- AIM OF THE TASK:
Exclude any images and output the remaining records exactly.

- DATA RECORDS:
· · · · · · ·

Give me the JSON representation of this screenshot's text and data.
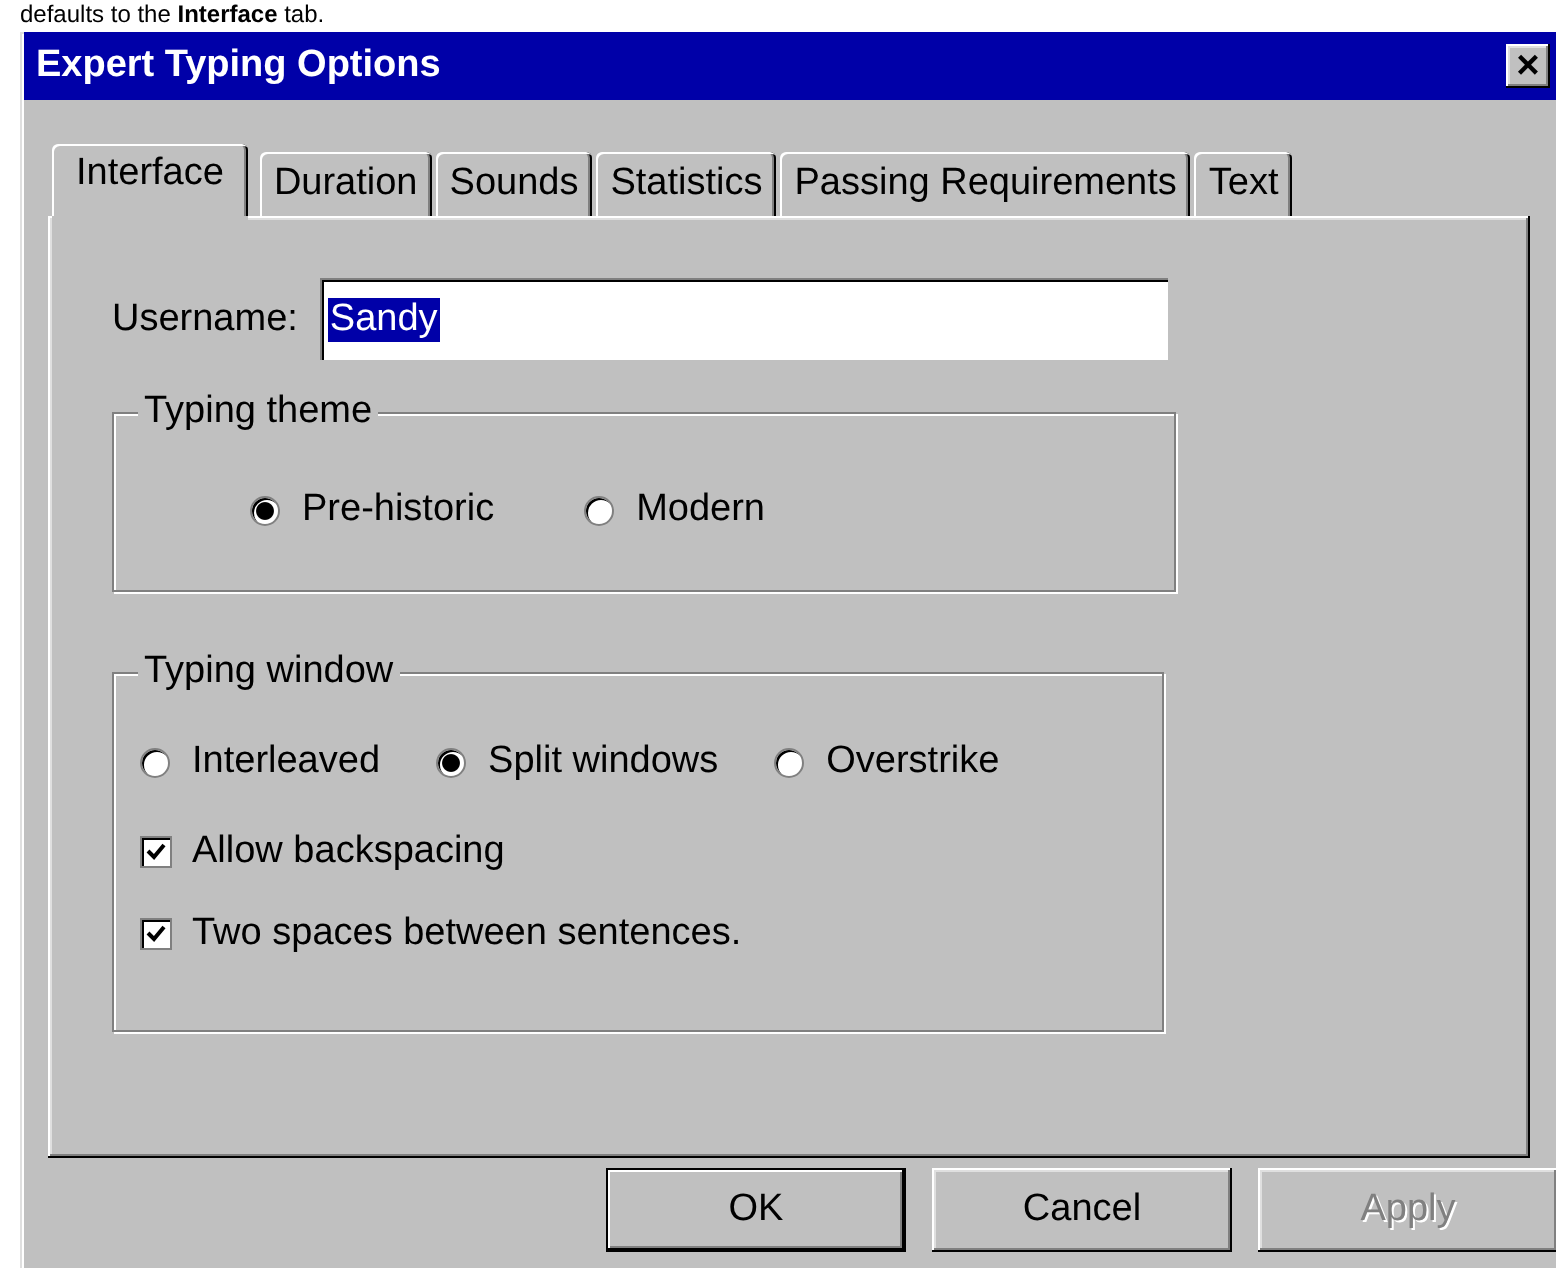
{
  "caption": "defaults to the **Interface** tab.",
  "window": {
    "title": "Expert Typing Options",
    "close_label": "×"
  },
  "tabs": [
    {
      "label": "Interface",
      "selected": true
    },
    {
      "label": "Duration",
      "selected": false
    },
    {
      "label": "Sounds",
      "selected": false
    },
    {
      "label": "Statistics",
      "selected": false
    },
    {
      "label": "Passing Requirements",
      "selected": false
    },
    {
      "label": "Text",
      "selected": false
    }
  ],
  "username": {
    "label": "Username:",
    "value": "Sandy",
    "value_selected": true
  },
  "typing_theme": {
    "label": "Typing theme",
    "options": [
      {
        "label": "Pre-historic",
        "selected": true
      },
      {
        "label": "Modern",
        "selected": false
      }
    ]
  },
  "typing_window": {
    "label": "Typing window",
    "options": [
      {
        "label": "Interleaved",
        "selected": false
      },
      {
        "label": "Split windows",
        "selected": true
      },
      {
        "label": "Overstrike",
        "selected": false
      }
    ],
    "checkboxes": [
      {
        "label": "Allow backspacing",
        "checked": true
      },
      {
        "label": "Two spaces between sentences.",
        "checked": true
      }
    ]
  },
  "buttons": [
    {
      "label": "OK",
      "default": true,
      "disabled": false
    },
    {
      "label": "Cancel",
      "default": false,
      "disabled": false
    },
    {
      "label": "Apply",
      "default": false,
      "disabled": true
    }
  ]
}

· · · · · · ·

- YOUR SOLUTION:
Give me the JSON representation of this screenshot's text and data.
{
  "caption": "defaults to the **Interface** tab.",
  "window": {
    "title": "Expert Typing Options",
    "close_label": "×"
  },
  "tabs": [
    {
      "label": "Interface",
      "selected": true
    },
    {
      "label": "Duration",
      "selected": false
    },
    {
      "label": "Sounds",
      "selected": false
    },
    {
      "label": "Statistics",
      "selected": false
    },
    {
      "label": "Passing Requirements",
      "selected": false
    },
    {
      "label": "Text",
      "selected": false
    }
  ],
  "username": {
    "label": "Username:",
    "value": "Sandy",
    "value_selected": true
  },
  "typing_theme": {
    "label": "Typing theme",
    "options": [
      {
        "label": "Pre-historic",
        "selected": true
      },
      {
        "label": "Modern",
        "selected": false
      }
    ]
  },
  "typing_window": {
    "label": "Typing window",
    "options": [
      {
        "label": "Interleaved",
        "selected": false
      },
      {
        "label": "Split windows",
        "selected": true
      },
      {
        "label": "Overstrike",
        "selected": false
      }
    ],
    "checkboxes": [
      {
        "label": "Allow backspacing",
        "checked": true
      },
      {
        "label": "Two spaces between sentences.",
        "checked": true
      }
    ]
  },
  "buttons": [
    {
      "label": "OK",
      "default": true,
      "disabled": false
    },
    {
      "label": "Cancel",
      "default": false,
      "disabled": false
    },
    {
      "label": "Apply",
      "default": false,
      "disabled": true
    }
  ]
}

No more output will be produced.